Althea Gibson's journey from poverty to becoming the first black person to win Wimbledon is the fulfillment of the American Dream but she remains shamefully unknown, the English playwright and actor who is playing her on stage told AFP.
Kemi-Bo Jacobs has tried to rectify that by writing and starring in a play, "All White Everything But Me", which is presently on at the Alphabetti Theatre in Newcastle, northeast England.
Jacobs has eschewed the rigid biographical route, preferring to highlight Gibson's struggles, the barriers she faced and her extraordinary success.
Her victories at Wimbledon in 1957 and 1958, the French Open (1956) and US Open (1957 and 1958) came at a time when, as Billie Jean King put it, everything down to the balls in tennis was white and segregation was still in force in many US states.
"In many ways her story was that of the American Dream, from rags to riches," Jacobs said in a phone interview.
"The daughter of a family of sharecroppers went to shaking hands with Queen Elizabeth II when she won Wimbledon.
"Her journey is a universal story of her being blessed with incredible talent to finding her way in a world that does not see her as being equal or granting opportunities that her talent deserves."
Her desire to look more closely at Gibson was sparked by a showing of a documentary on her life in London being cancelled due to a lack of interest.
"That infuriated me as I felt her voice was being silenced," said Jacobs.
"Fundamentally I am asking the question why she is not remembered and who decides history, as in who is erased and who is remembered and celebrated.
"I hope with this story I am encouraging people to think about those things."
While history may not have treated Gibson kindly, it was hardly better when she was in her heyday.
She did not receive the endorsements compared to those players she beat in the Grand Slam finals and at times she would win a point and be greeted by silence or be racially abused, says Jacobs.
'Breaking down barriers'

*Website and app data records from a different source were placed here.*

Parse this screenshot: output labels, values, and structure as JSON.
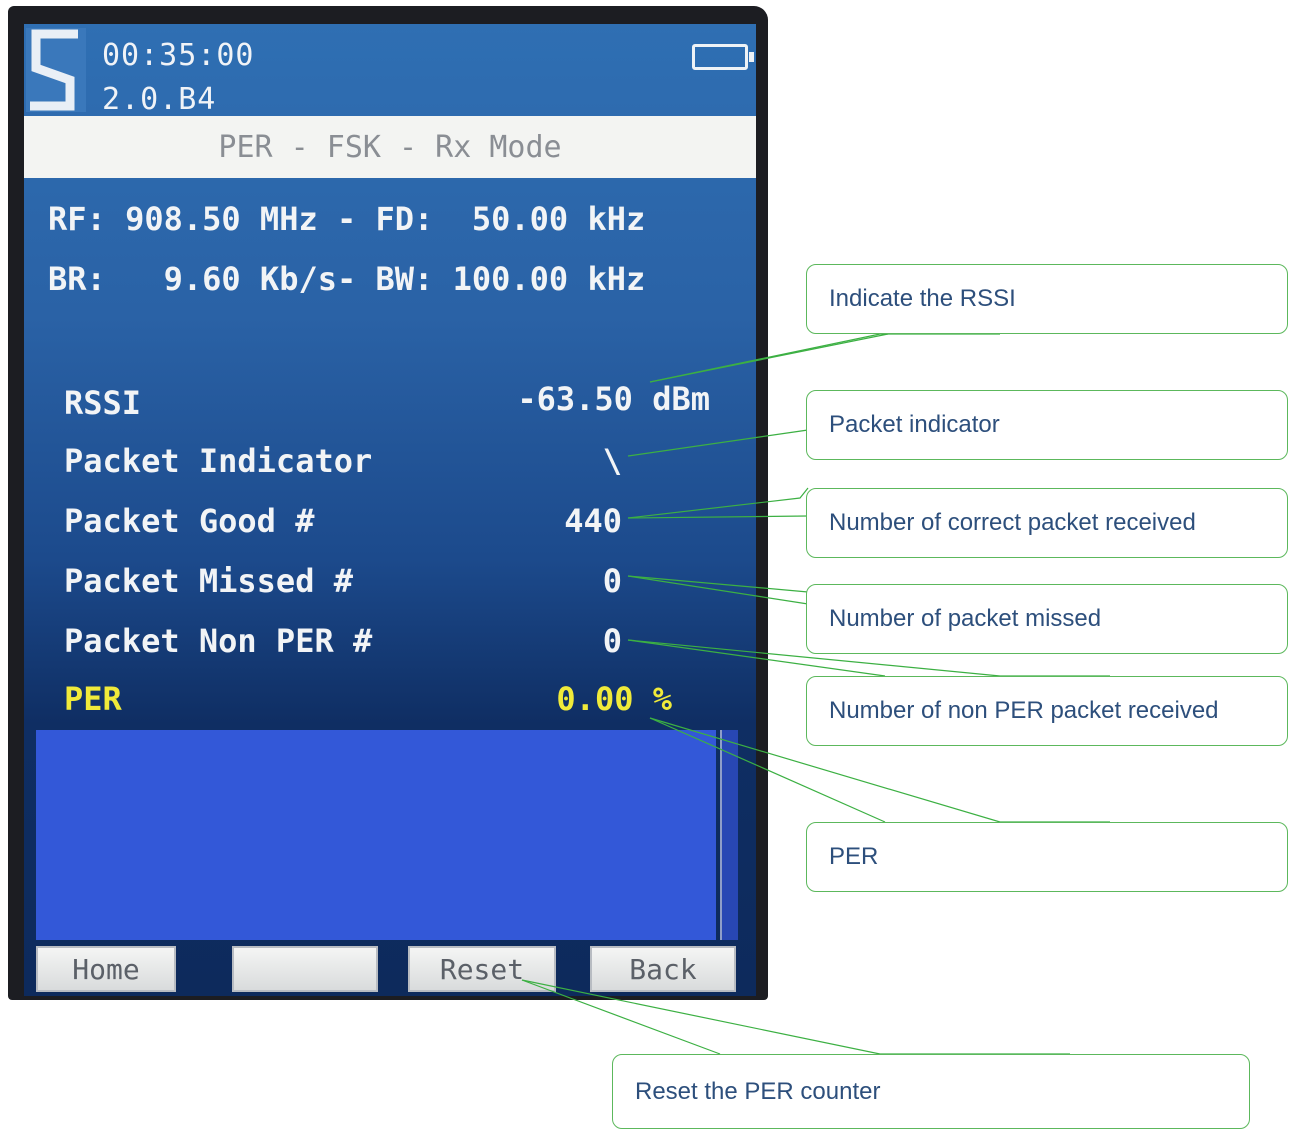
{
  "header": {
    "time": "00:35:00",
    "version": "2.0.B4",
    "mode_title": "PER - FSK - Rx Mode",
    "logo": "s-logo-icon",
    "battery": "battery-icon"
  },
  "config": {
    "line1": "RF: 908.50 MHz - FD:  50.00 kHz",
    "line2": "BR:   9.60 Kb/s- BW: 100.00 kHz"
  },
  "measurements": {
    "rssi": {
      "label": "RSSI",
      "value": "-63.50 dBm"
    },
    "indicator": {
      "label": "Packet Indicator",
      "value": "\\"
    },
    "good": {
      "label": "Packet Good #",
      "value": "440"
    },
    "missed": {
      "label": "Packet Missed #",
      "value": "0"
    },
    "non_per": {
      "label": "Packet Non PER #",
      "value": "0"
    },
    "per": {
      "label": "PER",
      "value": "0.00 %"
    }
  },
  "softkeys": {
    "home": "Home",
    "blank": "",
    "reset": "Reset",
    "back": "Back"
  },
  "callouts": {
    "rssi": "Indicate the RSSI",
    "indicator": "Packet indicator",
    "good": "Number of correct packet received",
    "missed": "Number of packet missed",
    "non_per": "Number of non PER packet received",
    "per": "PER",
    "reset": "Reset the PER counter"
  },
  "colors": {
    "screen_blue": "#2f6fb3",
    "highlight_yellow": "#f0ea3a",
    "callout_border": "#5cb85c",
    "callout_text": "#2d4f7c"
  }
}
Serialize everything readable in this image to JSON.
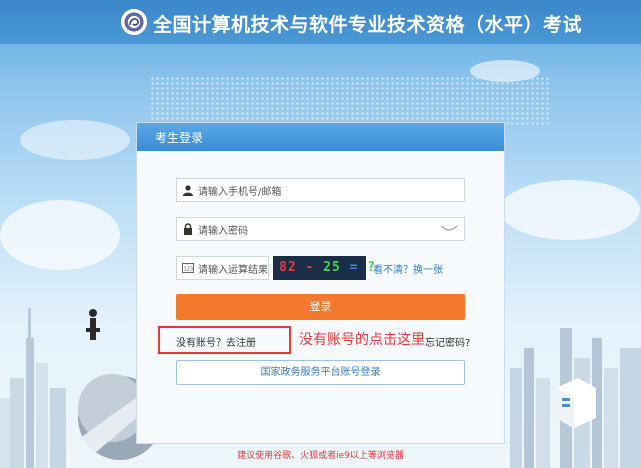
{
  "header": {
    "title": "全国计算机技术与软件专业技术资格（水平）考试",
    "logo_icon": "exam-seal-logo-icon"
  },
  "login": {
    "panel_title": "考生登录",
    "phone_email_placeholder": "请输入手机号/邮箱",
    "password_placeholder": "请输入密码",
    "captcha_placeholder": "请输入运算结果",
    "captcha_text": {
      "part1": "82",
      "op1": "-",
      "part2": "25",
      "op2": "=",
      "part3": "?"
    },
    "refresh_captcha": "看不清？换一张",
    "login_button": "登录",
    "register_link": "没有账号？去注册",
    "forgot_password": "忘记密码?",
    "gov_login_button": "国家政务服务平台账号登录"
  },
  "annotation": "没有账号的点击这里",
  "footer": {
    "browser_note": "建议使用谷歌、火狐或者ie9以上等浏览器"
  },
  "colors": {
    "header_bg": "#3a86c8",
    "login_button": "#f37a2c",
    "annotation": "#e53a3a",
    "link": "#2f7fc5"
  }
}
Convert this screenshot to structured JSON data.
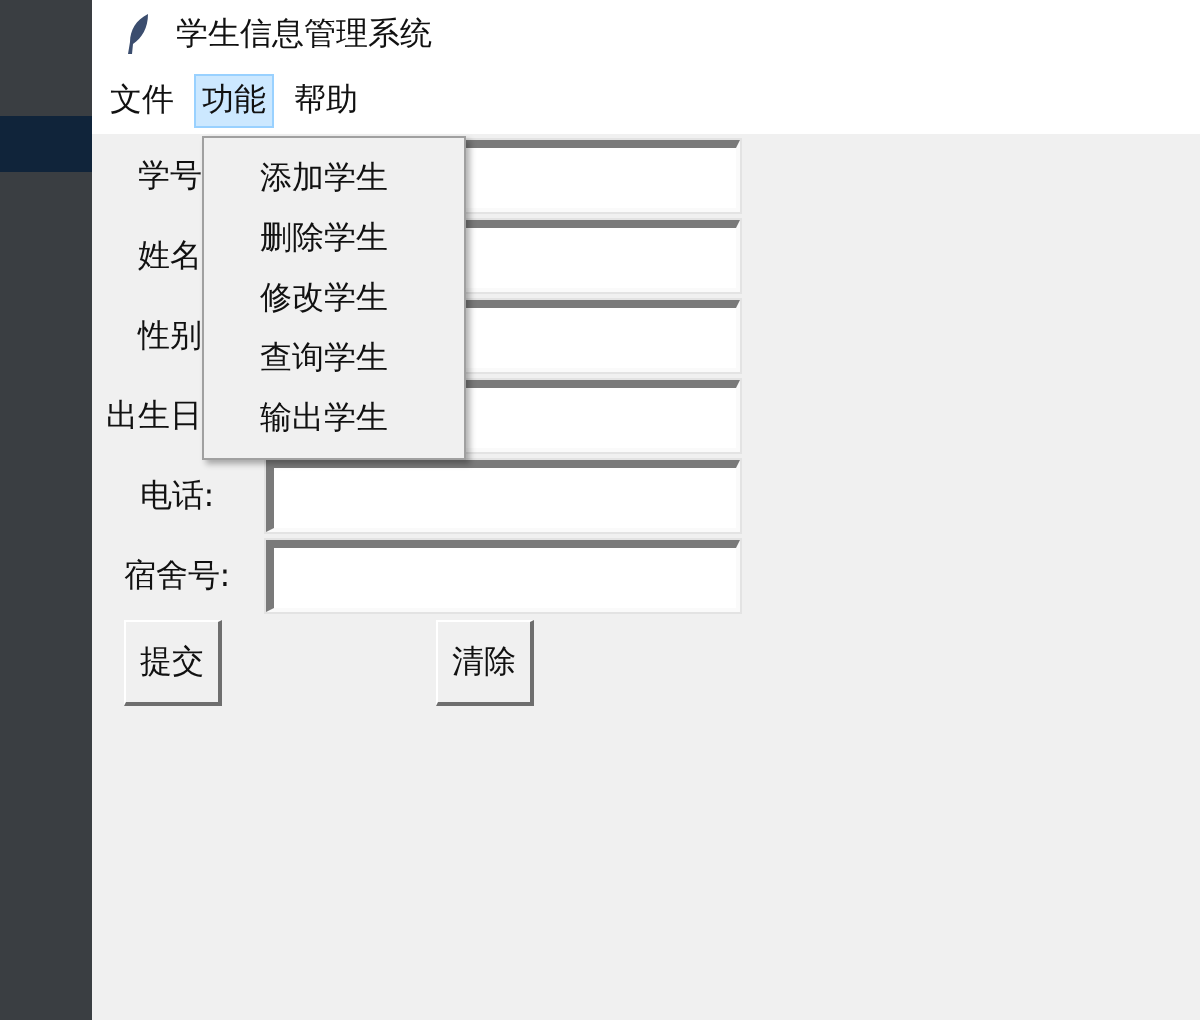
{
  "window": {
    "title": "学生信息管理系统"
  },
  "menubar": [
    {
      "label": "文件",
      "selected": false
    },
    {
      "label": "功能",
      "selected": true
    },
    {
      "label": "帮助",
      "selected": false
    }
  ],
  "dropdown": {
    "items": [
      "添加学生",
      "删除学生",
      "修改学生",
      "查询学生",
      "输出学生"
    ]
  },
  "form": {
    "fields": [
      {
        "label": "学号",
        "kind": "cut"
      },
      {
        "label": "姓名",
        "kind": "cut"
      },
      {
        "label": "性别",
        "kind": "cut"
      },
      {
        "label": "出生日",
        "kind": "cut"
      },
      {
        "label": "电话:",
        "kind": "full"
      },
      {
        "label": "宿舍号:",
        "kind": "full"
      }
    ]
  },
  "buttons": [
    "提交",
    "清除"
  ]
}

It was no easier with her fellow African Americans and the media because she did not speak up about racial issues unlike Jackie Robinson, the first black person to play Major League Baseball in the modern era.
"She did not feel comfortable doing so," said Jacobs.
"Jackie Robinson received death threats which understandably would make her think twice about speaking out. Due to that African Americans were unkind to her and called her uppity and ungrateful.
"The press wrote that when she lost at Forest Hills at the US Open the first time she played there aged 23, her performance was the biggest disappointment in tennis."
After retiring from tennis in an era when only amateurs could play in the major tournaments, Gibson became the first black woman to play on the professional golf tour. She then dipped into acting and released an album.
Jacobs says the play is not all about the dark days, it is also a celebration of a remarkable life -- though she looks forward to the time when it is not necessary to add that someone is the first black person to achieve something.
"That is a consequence of racism," she said.
"We would not be having this conversation if racism had not been there and prevented equality.
"I look forward to the day to speaking about accomplishments and what they did rather than them breaking down barriers."
Jacobs says Gibson was very definitely of that mind too.
"She never liked being called a black tennis player, she said 'I am a tennis player,'" said Jacobs.
"If you are a different gender or ethnicity there comes with that a burden of responsibility and you are seen as a spokesperson for that community.
"Althea really did not want that. She just wanted to play and for her achievements to speak for themselves.
"Being visible was enough and I think that is OK."